Records from a data source
● ● ● ● ●

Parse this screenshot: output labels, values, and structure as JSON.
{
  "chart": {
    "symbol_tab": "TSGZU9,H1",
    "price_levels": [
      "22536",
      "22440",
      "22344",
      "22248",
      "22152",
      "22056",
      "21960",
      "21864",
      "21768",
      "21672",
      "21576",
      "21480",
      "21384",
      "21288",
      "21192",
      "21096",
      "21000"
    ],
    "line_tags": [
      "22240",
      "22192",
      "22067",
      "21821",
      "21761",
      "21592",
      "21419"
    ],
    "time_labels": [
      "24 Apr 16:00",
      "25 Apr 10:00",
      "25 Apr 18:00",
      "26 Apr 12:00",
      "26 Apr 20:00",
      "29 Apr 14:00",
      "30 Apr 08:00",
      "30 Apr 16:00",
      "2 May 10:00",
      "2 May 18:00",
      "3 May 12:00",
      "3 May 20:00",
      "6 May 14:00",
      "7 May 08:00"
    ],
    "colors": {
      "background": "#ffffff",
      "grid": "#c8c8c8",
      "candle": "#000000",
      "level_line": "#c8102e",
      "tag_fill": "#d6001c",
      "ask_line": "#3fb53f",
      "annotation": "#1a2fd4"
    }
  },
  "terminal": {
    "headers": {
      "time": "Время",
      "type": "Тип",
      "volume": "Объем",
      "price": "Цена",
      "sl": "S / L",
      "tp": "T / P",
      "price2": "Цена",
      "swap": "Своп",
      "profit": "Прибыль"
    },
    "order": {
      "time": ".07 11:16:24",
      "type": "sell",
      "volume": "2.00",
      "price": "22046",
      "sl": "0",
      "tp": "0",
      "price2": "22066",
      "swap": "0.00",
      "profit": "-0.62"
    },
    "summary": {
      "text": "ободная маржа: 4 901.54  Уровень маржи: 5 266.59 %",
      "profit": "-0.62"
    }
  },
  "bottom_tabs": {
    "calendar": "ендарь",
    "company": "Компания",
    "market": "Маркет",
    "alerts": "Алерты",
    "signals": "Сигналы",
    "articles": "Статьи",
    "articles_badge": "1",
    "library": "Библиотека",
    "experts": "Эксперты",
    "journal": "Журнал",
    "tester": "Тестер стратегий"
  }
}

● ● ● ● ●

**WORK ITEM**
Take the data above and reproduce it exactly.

**FINISHED EXERCISE**
Parse this screenshot: output labels, values, and structure as JSON.
{
  "chart": {
    "symbol_tab": "TSGZU9,H1",
    "price_levels": [
      "22536",
      "22440",
      "22344",
      "22248",
      "22152",
      "22056",
      "21960",
      "21864",
      "21768",
      "21672",
      "21576",
      "21480",
      "21384",
      "21288",
      "21192",
      "21096",
      "21000"
    ],
    "line_tags": [
      "22240",
      "22192",
      "22067",
      "21821",
      "21761",
      "21592",
      "21419"
    ],
    "time_labels": [
      "24 Apr 16:00",
      "25 Apr 10:00",
      "25 Apr 18:00",
      "26 Apr 12:00",
      "26 Apr 20:00",
      "29 Apr 14:00",
      "30 Apr 08:00",
      "30 Apr 16:00",
      "2 May 10:00",
      "2 May 18:00",
      "3 May 12:00",
      "3 May 20:00",
      "6 May 14:00",
      "7 May 08:00"
    ],
    "colors": {
      "background": "#ffffff",
      "grid": "#c8c8c8",
      "candle": "#000000",
      "level_line": "#c8102e",
      "tag_fill": "#d6001c",
      "ask_line": "#3fb53f",
      "annotation": "#1a2fd4"
    }
  },
  "terminal": {
    "headers": {
      "time": "Время",
      "type": "Тип",
      "volume": "Объем",
      "price": "Цена",
      "sl": "S / L",
      "tp": "T / P",
      "price2": "Цена",
      "swap": "Своп",
      "profit": "Прибыль"
    },
    "order": {
      "time": ".07 11:16:24",
      "type": "sell",
      "volume": "2.00",
      "price": "22046",
      "sl": "0",
      "tp": "0",
      "price2": "22066",
      "swap": "0.00",
      "profit": "-0.62"
    },
    "summary": {
      "text": "ободная маржа: 4 901.54  Уровень маржи: 5 266.59 %",
      "profit": "-0.62"
    }
  },
  "bottom_tabs": {
    "calendar": "ендарь",
    "company": "Компания",
    "market": "Маркет",
    "alerts": "Алерты",
    "signals": "Сигналы",
    "articles": "Статьи",
    "articles_badge": "1",
    "library": "Библиотека",
    "experts": "Эксперты",
    "journal": "Журнал",
    "tester": "Тестер стратегий"
  }
}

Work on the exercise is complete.